**Assignment**
Identify each line below containing the string "mode" and copy it.

**Information supplied**
================
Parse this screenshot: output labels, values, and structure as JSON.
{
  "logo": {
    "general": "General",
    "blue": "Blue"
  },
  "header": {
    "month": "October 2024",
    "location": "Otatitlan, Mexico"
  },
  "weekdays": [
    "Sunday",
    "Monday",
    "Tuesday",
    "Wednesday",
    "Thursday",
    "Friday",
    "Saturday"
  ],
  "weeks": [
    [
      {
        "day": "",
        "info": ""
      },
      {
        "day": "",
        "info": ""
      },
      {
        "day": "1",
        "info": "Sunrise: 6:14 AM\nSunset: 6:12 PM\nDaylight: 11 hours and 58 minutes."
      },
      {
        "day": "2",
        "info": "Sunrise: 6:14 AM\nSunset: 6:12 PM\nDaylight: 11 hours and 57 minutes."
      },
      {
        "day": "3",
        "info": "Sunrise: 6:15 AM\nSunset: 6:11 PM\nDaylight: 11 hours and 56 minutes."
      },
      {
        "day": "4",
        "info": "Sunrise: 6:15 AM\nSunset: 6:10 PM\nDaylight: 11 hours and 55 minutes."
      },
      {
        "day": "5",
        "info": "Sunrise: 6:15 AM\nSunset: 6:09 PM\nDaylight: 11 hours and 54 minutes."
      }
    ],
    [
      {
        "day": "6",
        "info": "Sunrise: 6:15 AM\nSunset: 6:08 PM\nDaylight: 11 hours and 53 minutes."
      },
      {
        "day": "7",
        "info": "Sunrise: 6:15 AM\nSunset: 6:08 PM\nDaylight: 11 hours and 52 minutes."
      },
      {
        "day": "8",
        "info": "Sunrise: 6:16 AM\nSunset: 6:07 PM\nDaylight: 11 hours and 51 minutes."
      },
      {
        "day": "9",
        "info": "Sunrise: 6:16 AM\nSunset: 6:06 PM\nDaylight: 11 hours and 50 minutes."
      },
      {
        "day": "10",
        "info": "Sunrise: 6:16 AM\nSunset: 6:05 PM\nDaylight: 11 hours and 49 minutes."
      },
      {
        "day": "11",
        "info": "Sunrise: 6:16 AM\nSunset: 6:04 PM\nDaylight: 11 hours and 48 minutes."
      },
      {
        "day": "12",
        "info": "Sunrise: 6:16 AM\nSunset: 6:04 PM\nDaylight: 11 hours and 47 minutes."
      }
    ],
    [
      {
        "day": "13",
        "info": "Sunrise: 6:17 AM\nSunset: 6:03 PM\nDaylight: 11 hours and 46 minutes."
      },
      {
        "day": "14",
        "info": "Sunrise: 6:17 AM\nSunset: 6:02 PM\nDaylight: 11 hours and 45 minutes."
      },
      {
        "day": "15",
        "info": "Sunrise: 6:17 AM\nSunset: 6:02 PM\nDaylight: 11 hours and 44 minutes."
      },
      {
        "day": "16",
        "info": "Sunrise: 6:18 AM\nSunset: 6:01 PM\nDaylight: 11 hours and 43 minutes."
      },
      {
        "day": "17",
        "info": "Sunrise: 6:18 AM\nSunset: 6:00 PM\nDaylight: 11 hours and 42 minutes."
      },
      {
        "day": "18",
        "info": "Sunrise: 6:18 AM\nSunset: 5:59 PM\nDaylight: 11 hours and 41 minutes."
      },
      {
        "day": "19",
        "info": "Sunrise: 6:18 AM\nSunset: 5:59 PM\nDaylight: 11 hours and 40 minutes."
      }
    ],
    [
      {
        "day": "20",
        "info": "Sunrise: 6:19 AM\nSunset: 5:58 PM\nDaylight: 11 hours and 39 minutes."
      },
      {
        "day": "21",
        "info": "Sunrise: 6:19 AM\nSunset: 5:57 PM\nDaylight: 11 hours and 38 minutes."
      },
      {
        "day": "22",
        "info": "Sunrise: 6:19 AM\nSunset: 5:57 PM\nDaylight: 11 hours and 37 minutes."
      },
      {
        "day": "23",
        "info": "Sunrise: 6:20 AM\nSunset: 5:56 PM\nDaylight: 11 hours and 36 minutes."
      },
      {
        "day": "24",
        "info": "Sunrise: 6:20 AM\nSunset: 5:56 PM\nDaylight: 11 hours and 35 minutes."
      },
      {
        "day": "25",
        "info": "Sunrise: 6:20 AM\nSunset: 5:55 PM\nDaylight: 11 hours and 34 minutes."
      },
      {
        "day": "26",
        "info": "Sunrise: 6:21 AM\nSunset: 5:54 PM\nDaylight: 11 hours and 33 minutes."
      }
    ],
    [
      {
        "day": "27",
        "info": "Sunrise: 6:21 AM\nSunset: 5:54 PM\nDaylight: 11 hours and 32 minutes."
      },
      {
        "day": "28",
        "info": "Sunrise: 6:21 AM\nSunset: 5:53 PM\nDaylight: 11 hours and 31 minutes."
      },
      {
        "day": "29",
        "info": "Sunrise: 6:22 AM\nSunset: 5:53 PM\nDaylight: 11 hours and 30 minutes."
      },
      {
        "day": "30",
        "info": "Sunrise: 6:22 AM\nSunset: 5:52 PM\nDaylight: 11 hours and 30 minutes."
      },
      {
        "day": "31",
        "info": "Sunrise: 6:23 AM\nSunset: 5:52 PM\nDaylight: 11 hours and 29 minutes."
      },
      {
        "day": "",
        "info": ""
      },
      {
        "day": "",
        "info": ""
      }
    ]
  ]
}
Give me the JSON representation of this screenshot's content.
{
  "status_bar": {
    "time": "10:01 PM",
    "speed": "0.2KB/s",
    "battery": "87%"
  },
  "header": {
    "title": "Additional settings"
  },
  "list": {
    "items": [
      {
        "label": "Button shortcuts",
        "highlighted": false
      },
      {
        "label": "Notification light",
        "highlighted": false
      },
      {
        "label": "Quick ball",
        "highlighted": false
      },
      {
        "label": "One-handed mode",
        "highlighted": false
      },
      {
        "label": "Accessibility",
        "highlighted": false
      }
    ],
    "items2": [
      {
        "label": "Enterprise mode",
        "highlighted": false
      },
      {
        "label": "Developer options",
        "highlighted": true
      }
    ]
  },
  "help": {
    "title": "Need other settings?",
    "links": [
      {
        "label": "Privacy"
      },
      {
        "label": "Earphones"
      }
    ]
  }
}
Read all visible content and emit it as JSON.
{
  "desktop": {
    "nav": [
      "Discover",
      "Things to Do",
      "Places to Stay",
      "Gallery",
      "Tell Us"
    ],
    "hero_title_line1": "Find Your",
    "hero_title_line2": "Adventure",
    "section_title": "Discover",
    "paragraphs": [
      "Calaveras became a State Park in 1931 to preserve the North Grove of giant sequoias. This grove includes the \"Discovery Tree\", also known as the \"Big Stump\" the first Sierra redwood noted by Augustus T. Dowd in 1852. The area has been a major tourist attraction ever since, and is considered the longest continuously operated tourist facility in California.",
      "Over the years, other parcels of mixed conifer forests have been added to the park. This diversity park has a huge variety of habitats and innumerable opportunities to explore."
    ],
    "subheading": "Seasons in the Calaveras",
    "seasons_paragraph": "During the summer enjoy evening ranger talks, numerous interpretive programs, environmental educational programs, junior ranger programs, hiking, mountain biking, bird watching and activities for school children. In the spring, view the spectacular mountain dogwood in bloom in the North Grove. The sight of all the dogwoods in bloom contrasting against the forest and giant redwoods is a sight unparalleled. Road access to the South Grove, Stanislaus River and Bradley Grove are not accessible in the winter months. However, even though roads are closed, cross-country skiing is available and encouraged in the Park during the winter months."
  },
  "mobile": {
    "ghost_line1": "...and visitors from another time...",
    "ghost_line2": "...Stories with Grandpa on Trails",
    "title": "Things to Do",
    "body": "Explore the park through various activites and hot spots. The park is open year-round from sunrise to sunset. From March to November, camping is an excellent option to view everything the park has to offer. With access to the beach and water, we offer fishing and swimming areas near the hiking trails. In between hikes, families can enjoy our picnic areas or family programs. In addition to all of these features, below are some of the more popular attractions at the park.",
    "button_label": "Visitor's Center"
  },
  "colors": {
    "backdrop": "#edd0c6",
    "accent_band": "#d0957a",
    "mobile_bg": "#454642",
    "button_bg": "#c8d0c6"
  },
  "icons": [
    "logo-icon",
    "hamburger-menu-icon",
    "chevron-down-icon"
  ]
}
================
**Solution below**
        "label": "One-handed mode",
        "label": "Enterprise mode",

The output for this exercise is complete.